## WHAT YOU HAVE TO DO:
A faithful copy of the data, pictures omitted, is the required answer.
◇ ◇ ◇ ◇
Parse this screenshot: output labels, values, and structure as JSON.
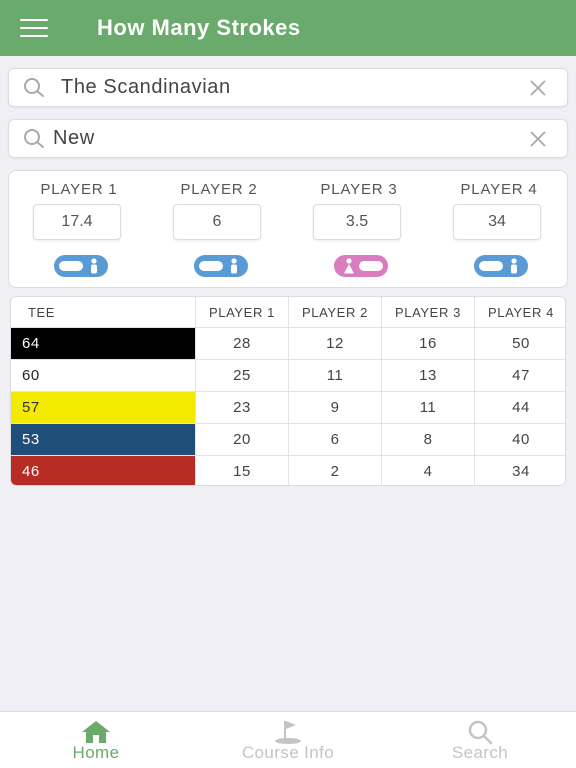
{
  "header": {
    "title": "How Many Strokes"
  },
  "search": {
    "course_value": "The Scandinavian",
    "tee_value": "New"
  },
  "players": [
    {
      "label": "PLAYER 1",
      "handicap": "17.4",
      "gender": "male"
    },
    {
      "label": "PLAYER 2",
      "handicap": "6",
      "gender": "male"
    },
    {
      "label": "PLAYER 3",
      "handicap": "3.5",
      "gender": "female"
    },
    {
      "label": "PLAYER 4",
      "handicap": "34",
      "gender": "male"
    }
  ],
  "table": {
    "headers": [
      "TEE",
      "PLAYER 1",
      "PLAYER 2",
      "PLAYER 3",
      "PLAYER 4"
    ],
    "rows": [
      {
        "tee": "64",
        "color": "#000000",
        "text_color": "#ffffff",
        "values": [
          "28",
          "12",
          "16",
          "50"
        ]
      },
      {
        "tee": "60",
        "color": "#ffffff",
        "text_color": "#222222",
        "values": [
          "25",
          "11",
          "13",
          "47"
        ]
      },
      {
        "tee": "57",
        "color": "#f2ea00",
        "text_color": "#333333",
        "values": [
          "23",
          "9",
          "11",
          "44"
        ]
      },
      {
        "tee": "53",
        "color": "#1f4e79",
        "text_color": "#ffffff",
        "values": [
          "20",
          "6",
          "8",
          "40"
        ]
      },
      {
        "tee": "46",
        "color": "#b62b24",
        "text_color": "#ffffff",
        "values": [
          "15",
          "2",
          "4",
          "34"
        ]
      }
    ]
  },
  "tabbar": {
    "home_label": "Home",
    "course_label": "Course Info",
    "search_label": "Search"
  },
  "colors": {
    "accent": "#6aaa6c",
    "male_toggle": "#5b9bd5",
    "female_toggle": "#d97cc0"
  }
}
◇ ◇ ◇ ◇
## TASK RESPONSE:
Parse this screenshot: output labels, values, and structure as JSON.
{
  "header": {
    "title": "How Many Strokes"
  },
  "search": {
    "course_value": "The Scandinavian",
    "tee_value": "New"
  },
  "players": [
    {
      "label": "PLAYER 1",
      "handicap": "17.4",
      "gender": "male"
    },
    {
      "label": "PLAYER 2",
      "handicap": "6",
      "gender": "male"
    },
    {
      "label": "PLAYER 3",
      "handicap": "3.5",
      "gender": "female"
    },
    {
      "label": "PLAYER 4",
      "handicap": "34",
      "gender": "male"
    }
  ],
  "table": {
    "headers": [
      "TEE",
      "PLAYER 1",
      "PLAYER 2",
      "PLAYER 3",
      "PLAYER 4"
    ],
    "rows": [
      {
        "tee": "64",
        "color": "#000000",
        "text_color": "#ffffff",
        "values": [
          "28",
          "12",
          "16",
          "50"
        ]
      },
      {
        "tee": "60",
        "color": "#ffffff",
        "text_color": "#222222",
        "values": [
          "25",
          "11",
          "13",
          "47"
        ]
      },
      {
        "tee": "57",
        "color": "#f2ea00",
        "text_color": "#333333",
        "values": [
          "23",
          "9",
          "11",
          "44"
        ]
      },
      {
        "tee": "53",
        "color": "#1f4e79",
        "text_color": "#ffffff",
        "values": [
          "20",
          "6",
          "8",
          "40"
        ]
      },
      {
        "tee": "46",
        "color": "#b62b24",
        "text_color": "#ffffff",
        "values": [
          "15",
          "2",
          "4",
          "34"
        ]
      }
    ]
  },
  "tabbar": {
    "home_label": "Home",
    "course_label": "Course Info",
    "search_label": "Search"
  },
  "colors": {
    "accent": "#6aaa6c",
    "male_toggle": "#5b9bd5",
    "female_toggle": "#d97cc0"
  }
}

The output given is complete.